Action item: Where does "this" appear in the data? Return each line that holds it.

(Element data from apps and pages)
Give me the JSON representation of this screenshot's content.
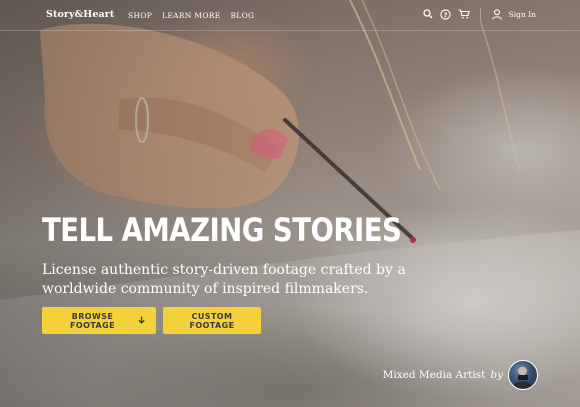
{
  "header": {
    "logo": "Story&Heart",
    "nav": [
      "SHOP",
      "LEARN MORE",
      "BLOG"
    ],
    "icons": [
      "search-icon",
      "help-icon",
      "cart-icon",
      "user-icon"
    ],
    "signin_label": "Sign In"
  },
  "hero": {
    "headline": "TELL AMAZING STORIES",
    "subhead": "License authentic story-driven footage crafted by a worldwide community of inspired filmmakers.",
    "buttons": {
      "browse": "BROWSE FOOTAGE",
      "browse_icon": "arrow-down-icon",
      "custom": "CUSTOM FOOTAGE"
    },
    "credit": {
      "title": "Mixed Media Artist",
      "by": "by"
    }
  },
  "colors": {
    "accent": "#f4d03a",
    "button_text": "#3a3a3a",
    "text": "#ffffff"
  }
}
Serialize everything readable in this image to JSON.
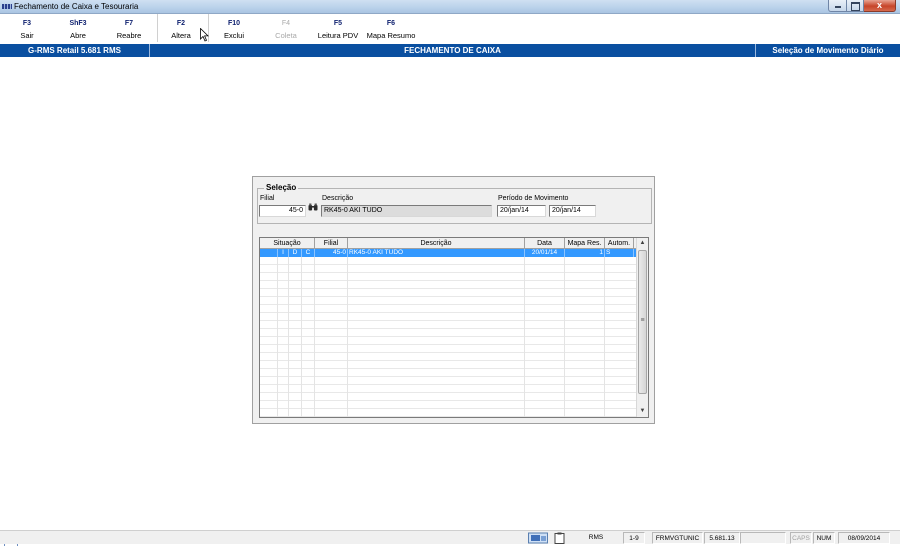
{
  "window": {
    "title": "Fechamento de Caixa e Tesouraria",
    "close_glyph": "x"
  },
  "toolbar": {
    "buttons": [
      {
        "key": "F3",
        "label": "Sair"
      },
      {
        "key": "ShF3",
        "label": "Abre"
      },
      {
        "key": "F7",
        "label": "Reabre"
      },
      {
        "key": "F2",
        "label": "Altera"
      },
      {
        "key": "F10",
        "label": "Exclui"
      },
      {
        "key": "F4",
        "label": "Coleta",
        "disabled": true
      },
      {
        "key": "F5",
        "label": "Leitura PDV"
      },
      {
        "key": "F6",
        "label": "Mapa Resumo"
      }
    ]
  },
  "header": {
    "left": "G-RMS Retail 5.681 RMS",
    "center": "FECHAMENTO DE CAIXA",
    "right": "Seleção de Movimento Diário"
  },
  "selection": {
    "legend": "Seleção",
    "filial_label": "Filial",
    "filial_value": "45-0",
    "descricao_label": "Descrição",
    "descricao_value": "RK45-0 AKI TUDO",
    "periodo_label": "Período de Movimento",
    "periodo_inicio": "20/jan/14",
    "periodo_fim": "20/jan/14"
  },
  "grid": {
    "columns": [
      "Situação",
      "Filial",
      "Descrição",
      "Data",
      "Mapa Res.",
      "Autom."
    ],
    "rows": [
      {
        "s1": "I",
        "s2": "D",
        "s3": "C",
        "filial": "45-0",
        "descricao": "RK45-0 AKI TUDO",
        "data": "20/01/14",
        "mapa": "1",
        "autom": "S",
        "selected": true
      }
    ]
  },
  "statusbar": {
    "user": "RMS",
    "page": "1-9",
    "program": "FRMVGTUNIC",
    "version": "5.681.13",
    "caps": "CAPS",
    "num": "NUM",
    "date": "08/09/2014"
  },
  "colors": {
    "header_bg": "#0a4fa0",
    "selection_bg": "#3399ff",
    "toolbar_key": "#0d1f6e"
  },
  "icons": [
    "app-icon",
    "binoculars-icon",
    "network-icon",
    "clipboard-icon",
    "mouse-cursor-icon",
    "scroll-up-icon",
    "scroll-down-icon"
  ]
}
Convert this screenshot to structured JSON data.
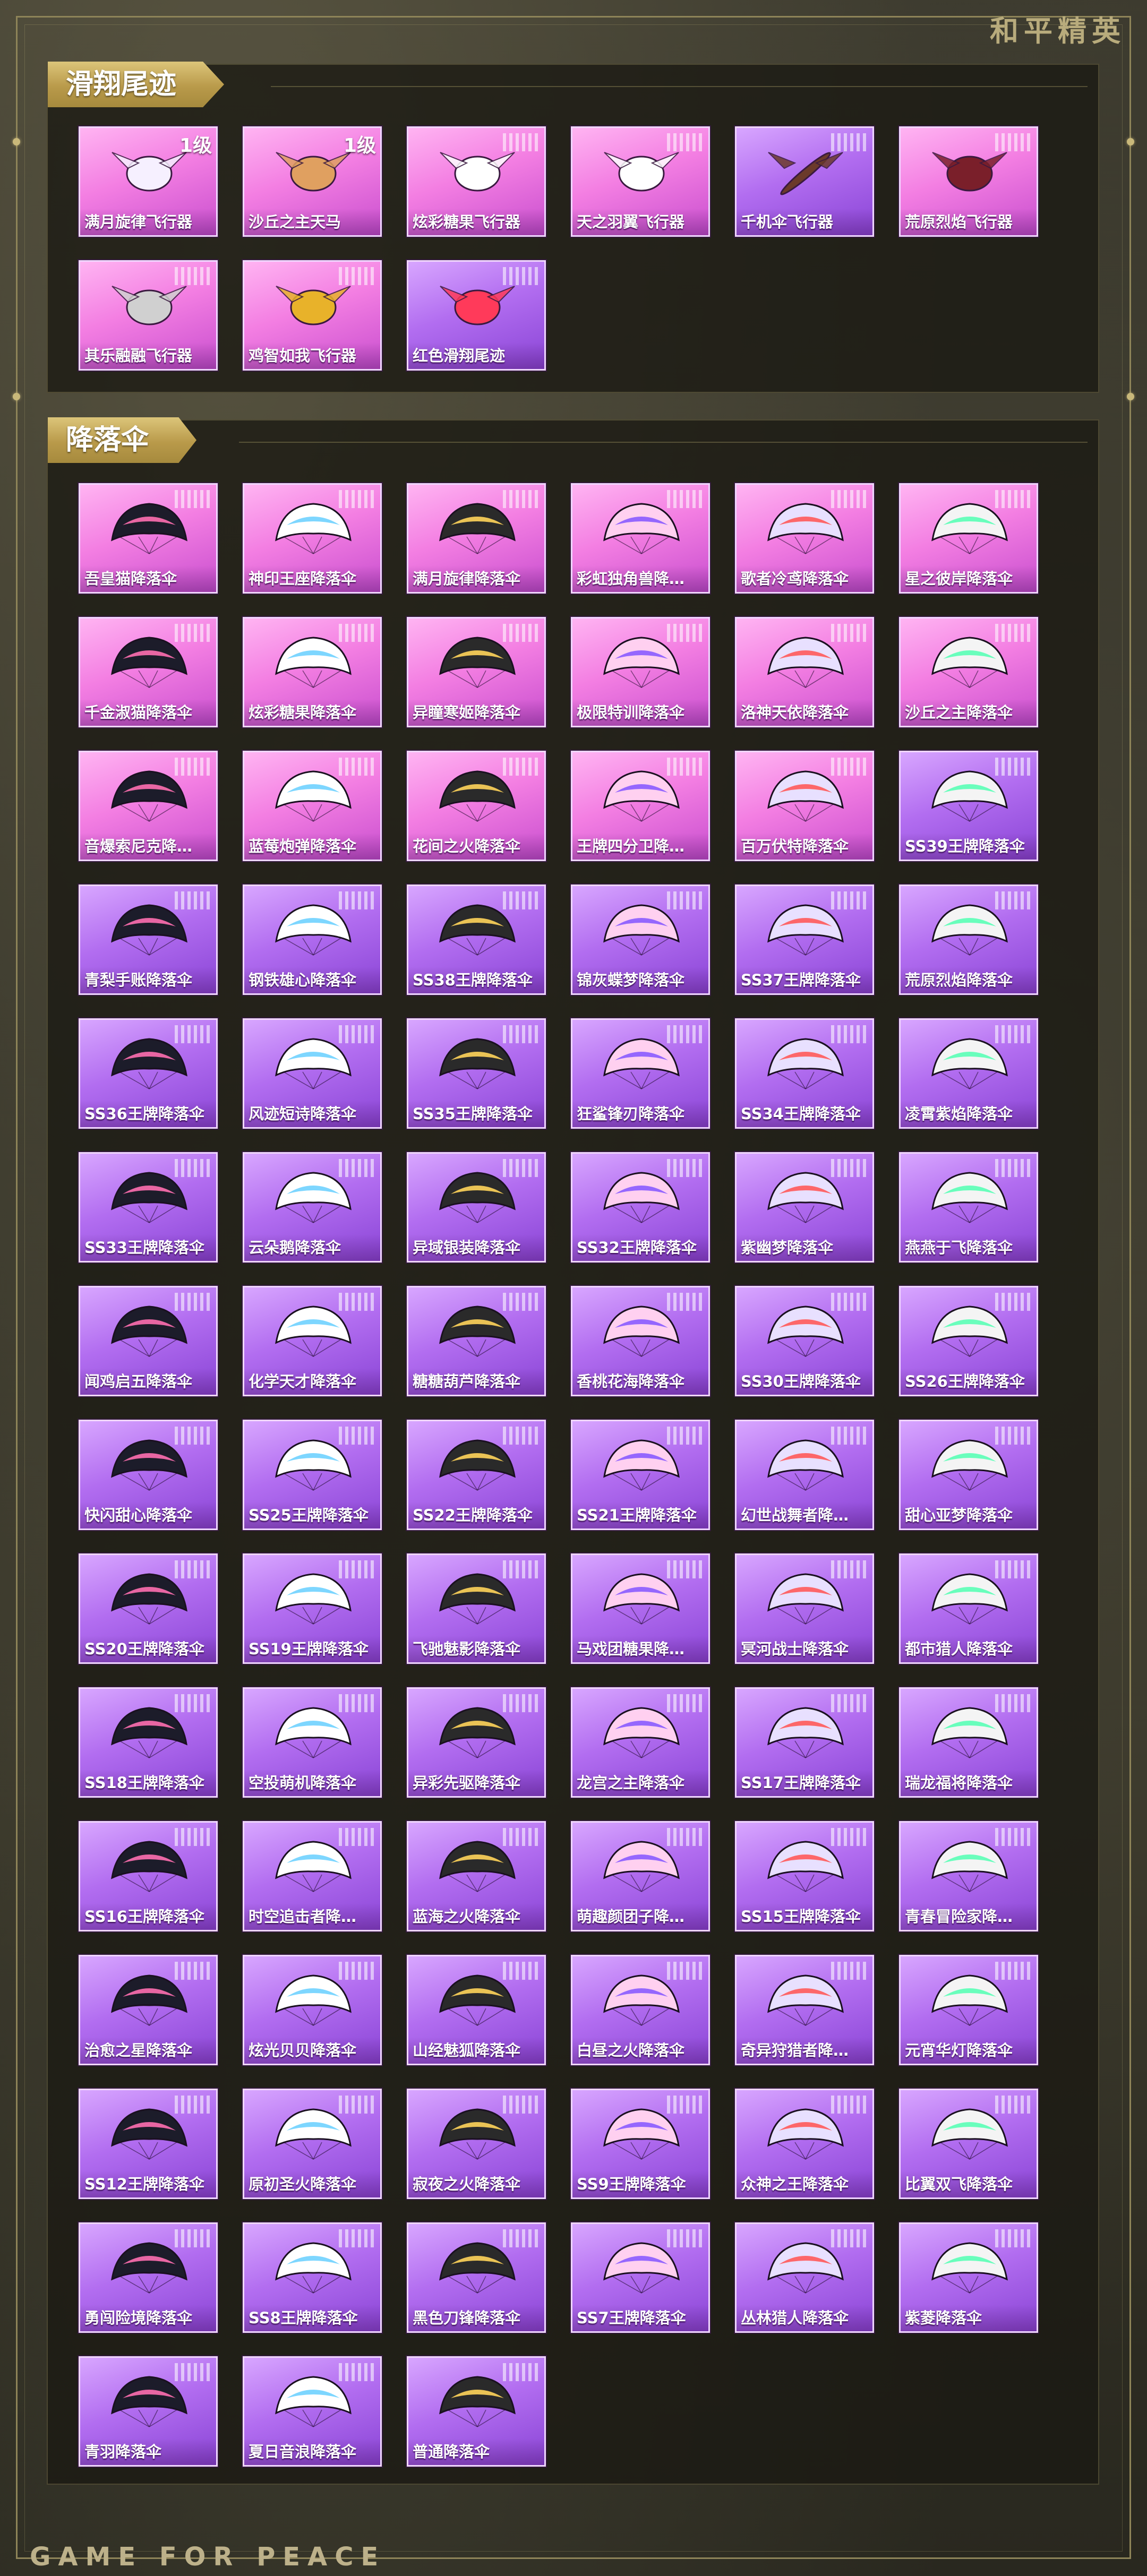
{
  "brand": "和平精英",
  "footer_brand": "GAME FOR PEACE",
  "sections": [
    {
      "title": "滑翔尾迹",
      "items": [
        {
          "name": "满月旋律飞行器",
          "level": "1级",
          "icon": "carriage-glider-icon"
        },
        {
          "name": "沙丘之主天马",
          "level": "1级",
          "icon": "winged-horse-glider-icon"
        },
        {
          "name": "炫彩糖果飞行器",
          "icon": "candy-glider-icon"
        },
        {
          "name": "天之羽翼飞行器",
          "icon": "wing-glider-icon"
        },
        {
          "name": "千机伞飞行器",
          "icon": "umbrella-glider-icon"
        },
        {
          "name": "荒原烈焰飞行器",
          "icon": "flame-glider-icon"
        },
        {
          "name": "其乐融融飞行器",
          "icon": "penguin-glider-icon"
        },
        {
          "name": "鸡智如我飞行器",
          "icon": "chicken-glider-icon"
        },
        {
          "name": "红色滑翔尾迹",
          "icon": "red-trail-icon"
        }
      ]
    },
    {
      "title": "降落伞",
      "items": [
        {
          "name": "吾皇猫降落伞",
          "icon": "parachute-icon"
        },
        {
          "name": "神印王座降落伞",
          "icon": "parachute-icon"
        },
        {
          "name": "满月旋律降落伞",
          "icon": "parachute-icon"
        },
        {
          "name": "彩虹独角兽降…",
          "icon": "parachute-icon"
        },
        {
          "name": "歌者冷鸢降落伞",
          "icon": "parachute-icon"
        },
        {
          "name": "星之彼岸降落伞",
          "icon": "parachute-icon"
        },
        {
          "name": "千金淑猫降落伞",
          "icon": "parachute-icon"
        },
        {
          "name": "炫彩糖果降落伞",
          "icon": "parachute-icon"
        },
        {
          "name": "异瞳寒姬降落伞",
          "icon": "parachute-icon"
        },
        {
          "name": "极限特训降落伞",
          "icon": "parachute-icon"
        },
        {
          "name": "洛神天依降落伞",
          "icon": "parachute-icon"
        },
        {
          "name": "沙丘之主降落伞",
          "icon": "parachute-icon"
        },
        {
          "name": "音爆索尼克降…",
          "icon": "parachute-icon"
        },
        {
          "name": "蓝莓炮弹降落伞",
          "icon": "parachute-icon"
        },
        {
          "name": "花间之火降落伞",
          "icon": "parachute-icon"
        },
        {
          "name": "王牌四分卫降…",
          "icon": "parachute-icon"
        },
        {
          "name": "百万伏特降落伞",
          "icon": "parachute-icon"
        },
        {
          "name": "SS39王牌降落伞",
          "icon": "parachute-icon"
        },
        {
          "name": "青梨手账降落伞",
          "icon": "parachute-icon"
        },
        {
          "name": "钢铁雄心降落伞",
          "icon": "parachute-icon"
        },
        {
          "name": "SS38王牌降落伞",
          "icon": "parachute-icon"
        },
        {
          "name": "锦灰蝶梦降落伞",
          "icon": "parachute-icon"
        },
        {
          "name": "SS37王牌降落伞",
          "icon": "parachute-icon"
        },
        {
          "name": "荒原烈焰降落伞",
          "icon": "parachute-icon"
        },
        {
          "name": "SS36王牌降落伞",
          "icon": "parachute-icon"
        },
        {
          "name": "风迹短诗降落伞",
          "icon": "parachute-icon"
        },
        {
          "name": "SS35王牌降落伞",
          "icon": "parachute-icon"
        },
        {
          "name": "狂鲨锋刃降落伞",
          "icon": "parachute-icon"
        },
        {
          "name": "SS34王牌降落伞",
          "icon": "parachute-icon"
        },
        {
          "name": "凌霄紫焰降落伞",
          "icon": "parachute-icon"
        },
        {
          "name": "SS33王牌降落伞",
          "icon": "parachute-icon"
        },
        {
          "name": "云朵鹅降落伞",
          "icon": "parachute-icon"
        },
        {
          "name": "异域银装降落伞",
          "icon": "parachute-icon"
        },
        {
          "name": "SS32王牌降落伞",
          "icon": "parachute-icon"
        },
        {
          "name": "紫幽梦降落伞",
          "icon": "parachute-icon"
        },
        {
          "name": "燕燕于飞降落伞",
          "icon": "parachute-icon"
        },
        {
          "name": "闻鸡启五降落伞",
          "icon": "parachute-icon"
        },
        {
          "name": "化学天才降落伞",
          "icon": "parachute-icon"
        },
        {
          "name": "糖糖葫芦降落伞",
          "icon": "parachute-icon"
        },
        {
          "name": "香桃花海降落伞",
          "icon": "parachute-icon"
        },
        {
          "name": "SS30王牌降落伞",
          "icon": "parachute-icon"
        },
        {
          "name": "SS26王牌降落伞",
          "icon": "parachute-icon"
        },
        {
          "name": "快闪甜心降落伞",
          "icon": "parachute-icon"
        },
        {
          "name": "SS25王牌降落伞",
          "icon": "parachute-icon"
        },
        {
          "name": "SS22王牌降落伞",
          "icon": "parachute-icon"
        },
        {
          "name": "SS21王牌降落伞",
          "icon": "parachute-icon"
        },
        {
          "name": "幻世战舞者降…",
          "icon": "parachute-icon"
        },
        {
          "name": "甜心亚梦降落伞",
          "icon": "parachute-icon"
        },
        {
          "name": "SS20王牌降落伞",
          "icon": "parachute-icon"
        },
        {
          "name": "SS19王牌降落伞",
          "icon": "parachute-icon"
        },
        {
          "name": "飞驰魅影降落伞",
          "icon": "parachute-icon"
        },
        {
          "name": "马戏团糖果降…",
          "icon": "parachute-icon"
        },
        {
          "name": "冥河战士降落伞",
          "icon": "parachute-icon"
        },
        {
          "name": "都市猎人降落伞",
          "icon": "parachute-icon"
        },
        {
          "name": "SS18王牌降落伞",
          "icon": "parachute-icon"
        },
        {
          "name": "空投萌机降落伞",
          "icon": "parachute-icon"
        },
        {
          "name": "异彩先驱降落伞",
          "icon": "parachute-icon"
        },
        {
          "name": "龙宫之主降落伞",
          "icon": "parachute-icon"
        },
        {
          "name": "SS17王牌降落伞",
          "icon": "parachute-icon"
        },
        {
          "name": "瑞龙福将降落伞",
          "icon": "parachute-icon"
        },
        {
          "name": "SS16王牌降落伞",
          "icon": "parachute-icon"
        },
        {
          "name": "时空追击者降…",
          "icon": "parachute-icon"
        },
        {
          "name": "蓝海之火降落伞",
          "icon": "parachute-icon"
        },
        {
          "name": "萌趣颜团子降…",
          "icon": "parachute-icon"
        },
        {
          "name": "SS15王牌降落伞",
          "icon": "parachute-icon"
        },
        {
          "name": "青春冒险家降…",
          "icon": "parachute-icon"
        },
        {
          "name": "治愈之星降落伞",
          "icon": "parachute-icon"
        },
        {
          "name": "炫光贝贝降落伞",
          "icon": "parachute-icon"
        },
        {
          "name": "山经魅狐降落伞",
          "icon": "parachute-icon"
        },
        {
          "name": "白昼之火降落伞",
          "icon": "parachute-icon"
        },
        {
          "name": "奇异狩猎者降…",
          "icon": "parachute-icon"
        },
        {
          "name": "元宵华灯降落伞",
          "icon": "parachute-icon"
        },
        {
          "name": "SS12王牌降落伞",
          "icon": "parachute-icon"
        },
        {
          "name": "原初圣火降落伞",
          "icon": "parachute-icon"
        },
        {
          "name": "寂夜之火降落伞",
          "icon": "parachute-icon"
        },
        {
          "name": "SS9王牌降落伞",
          "icon": "parachute-icon"
        },
        {
          "name": "众神之王降落伞",
          "icon": "parachute-icon"
        },
        {
          "name": "比翼双飞降落伞",
          "icon": "parachute-icon"
        },
        {
          "name": "勇闯险境降落伞",
          "icon": "parachute-icon"
        },
        {
          "name": "SS8王牌降落伞",
          "icon": "parachute-icon"
        },
        {
          "name": "黑色刀锋降落伞",
          "icon": "parachute-icon"
        },
        {
          "name": "SS7王牌降落伞",
          "icon": "parachute-icon"
        },
        {
          "name": "丛林猎人降落伞",
          "icon": "parachute-icon"
        },
        {
          "name": "紫菱降落伞",
          "icon": "parachute-icon"
        },
        {
          "name": "青羽降落伞",
          "icon": "parachute-icon"
        },
        {
          "name": "夏日音浪降落伞",
          "icon": "parachute-icon"
        },
        {
          "name": "普通降落伞",
          "icon": "parachute-icon"
        }
      ]
    }
  ],
  "colors": {
    "card_pink": "#f37ee2",
    "card_purple": "#b26df0",
    "ribbon_gold": "#c9ad5e",
    "frame_gold": "#8e8458",
    "background": "#2e2d24"
  }
}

Response area:
Give me the JSON representation of this screenshot's content.
Serialize everything readable in this image to JSON.
Convert this screenshot to structured JSON data.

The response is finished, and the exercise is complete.